Retype the full set of data, character for character.
Top of Supplied entries
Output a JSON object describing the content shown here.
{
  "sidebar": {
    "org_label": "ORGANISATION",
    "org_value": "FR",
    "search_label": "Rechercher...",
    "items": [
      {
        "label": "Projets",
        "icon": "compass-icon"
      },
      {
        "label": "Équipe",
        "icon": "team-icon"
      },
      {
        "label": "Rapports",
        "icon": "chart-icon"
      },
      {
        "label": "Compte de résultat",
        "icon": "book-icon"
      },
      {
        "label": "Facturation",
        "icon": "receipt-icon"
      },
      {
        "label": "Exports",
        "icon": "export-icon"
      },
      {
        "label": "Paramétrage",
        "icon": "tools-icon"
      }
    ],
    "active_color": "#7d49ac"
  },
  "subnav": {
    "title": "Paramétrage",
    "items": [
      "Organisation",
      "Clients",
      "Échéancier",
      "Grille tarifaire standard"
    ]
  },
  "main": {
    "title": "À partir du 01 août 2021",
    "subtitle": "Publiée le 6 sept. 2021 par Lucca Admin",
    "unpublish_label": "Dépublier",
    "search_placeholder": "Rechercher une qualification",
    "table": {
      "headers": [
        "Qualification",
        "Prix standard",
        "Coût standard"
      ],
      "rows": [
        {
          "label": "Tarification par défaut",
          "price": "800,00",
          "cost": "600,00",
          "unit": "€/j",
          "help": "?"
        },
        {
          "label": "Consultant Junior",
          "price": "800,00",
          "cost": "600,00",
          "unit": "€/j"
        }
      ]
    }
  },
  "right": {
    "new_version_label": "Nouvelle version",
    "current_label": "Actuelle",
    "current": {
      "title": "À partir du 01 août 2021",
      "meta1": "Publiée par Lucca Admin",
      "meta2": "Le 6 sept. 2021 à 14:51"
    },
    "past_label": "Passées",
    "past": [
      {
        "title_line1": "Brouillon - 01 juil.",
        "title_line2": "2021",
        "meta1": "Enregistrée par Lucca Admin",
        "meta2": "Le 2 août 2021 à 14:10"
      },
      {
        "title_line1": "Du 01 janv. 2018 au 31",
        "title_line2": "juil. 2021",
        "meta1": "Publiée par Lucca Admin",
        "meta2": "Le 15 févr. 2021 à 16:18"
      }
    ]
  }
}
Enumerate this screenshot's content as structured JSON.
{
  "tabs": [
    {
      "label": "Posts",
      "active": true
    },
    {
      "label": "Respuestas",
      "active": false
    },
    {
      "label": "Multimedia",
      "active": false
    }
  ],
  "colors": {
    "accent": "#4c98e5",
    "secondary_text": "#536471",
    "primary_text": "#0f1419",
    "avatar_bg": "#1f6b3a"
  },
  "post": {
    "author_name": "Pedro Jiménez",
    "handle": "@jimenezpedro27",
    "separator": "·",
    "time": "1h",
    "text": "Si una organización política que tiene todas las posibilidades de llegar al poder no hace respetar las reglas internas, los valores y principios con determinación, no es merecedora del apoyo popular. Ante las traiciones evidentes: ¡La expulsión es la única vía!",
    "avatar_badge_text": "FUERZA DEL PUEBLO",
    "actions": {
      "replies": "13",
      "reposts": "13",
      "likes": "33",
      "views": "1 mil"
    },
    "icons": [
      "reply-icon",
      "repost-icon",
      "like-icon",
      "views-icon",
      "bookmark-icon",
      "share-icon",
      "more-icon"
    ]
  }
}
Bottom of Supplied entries
> [Task result]
Output a JSON object describing the content shown here.
{
  "sidebar": {
    "org_label": "ORGANISATION",
    "org_value": "FR",
    "search_label": "Rechercher...",
    "items": [
      {
        "label": "Projets",
        "icon": "compass-icon"
      },
      {
        "label": "Équipe",
        "icon": "team-icon"
      },
      {
        "label": "Rapports",
        "icon": "chart-icon"
      },
      {
        "label": "Compte de résultat",
        "icon": "book-icon"
      },
      {
        "label": "Facturation",
        "icon": "receipt-icon"
      },
      {
        "label": "Exports",
        "icon": "export-icon"
      },
      {
        "label": "Paramétrage",
        "icon": "tools-icon"
      }
    ],
    "active_color": "#7d49ac"
  },
  "subnav": {
    "title": "Paramétrage",
    "items": [
      "Organisation",
      "Clients",
      "Échéancier",
      "Grille tarifaire standard"
    ]
  },
  "main": {
    "title": "À partir du 01 août 2021",
    "subtitle": "Publiée le 6 sept. 2021 par Lucca Admin",
    "unpublish_label": "Dépublier",
    "search_placeholder": "Rechercher une qualification",
    "table": {
      "headers": [
        "Qualification",
        "Prix standard",
        "Coût standard"
      ],
      "rows": [
        {
          "label": "Tarification par défaut",
          "price": "800,00",
          "cost": "600,00",
          "unit": "€/j",
          "help": "?"
        },
        {
          "label": "Consultant Junior",
          "price": "800,00",
          "cost": "600,00",
          "unit": "€/j"
        }
      ]
    }
  },
  "right": {
    "new_version_label": "Nouvelle version",
    "current_label": "Actuelle",
    "current": {
      "title": "À partir du 01 août 2021",
      "meta1": "Publiée par Lucca Admin",
      "meta2": "Le 6 sept. 2021 à 14:51"
    },
    "past_label": "Passées",
    "past": [
      {
        "title_line1": "Brouillon - 01 juil.",
        "title_line2": "2021",
        "meta1": "Enregistrée par Lucca Admin",
        "meta2": "Le 2 août 2021 à 14:10"
      },
      {
        "title_line1": "Du 01 janv. 2018 au 31",
        "title_line2": "juil. 2021",
        "meta1": "Publiée par Lucca Admin",
        "meta2": "Le 15 févr. 2021 à 16:18"
      }
    ]
  }
}
Enumerate this screenshot's content as structured JSON.
{
  "tabs": [
    {
      "label": "Posts",
      "active": true
    },
    {
      "label": "Respuestas",
      "active": false
    },
    {
      "label": "Multimedia",
      "active": false
    }
  ],
  "colors": {
    "accent": "#4c98e5",
    "secondary_text": "#536471",
    "primary_text": "#0f1419",
    "avatar_bg": "#1f6b3a"
  },
  "post": {
    "author_name": "Pedro Jiménez",
    "handle": "@jimenezpedro27",
    "separator": "·",
    "time": "1h",
    "text": "Si una organización política que tiene todas las posibilidades de llegar al poder no hace respetar las reglas internas, los valores y principios con determinación, no es merecedora del apoyo popular. Ante las traiciones evidentes: ¡La expulsión es la única vía!",
    "avatar_badge_text": "FUERZA DEL PUEBLO",
    "actions": {
      "replies": "13",
      "reposts": "13",
      "likes": "33",
      "views": "1 mil"
    },
    "icons": [
      "reply-icon",
      "repost-icon",
      "like-icon",
      "views-icon",
      "bookmark-icon",
      "share-icon",
      "more-icon"
    ]
  }
}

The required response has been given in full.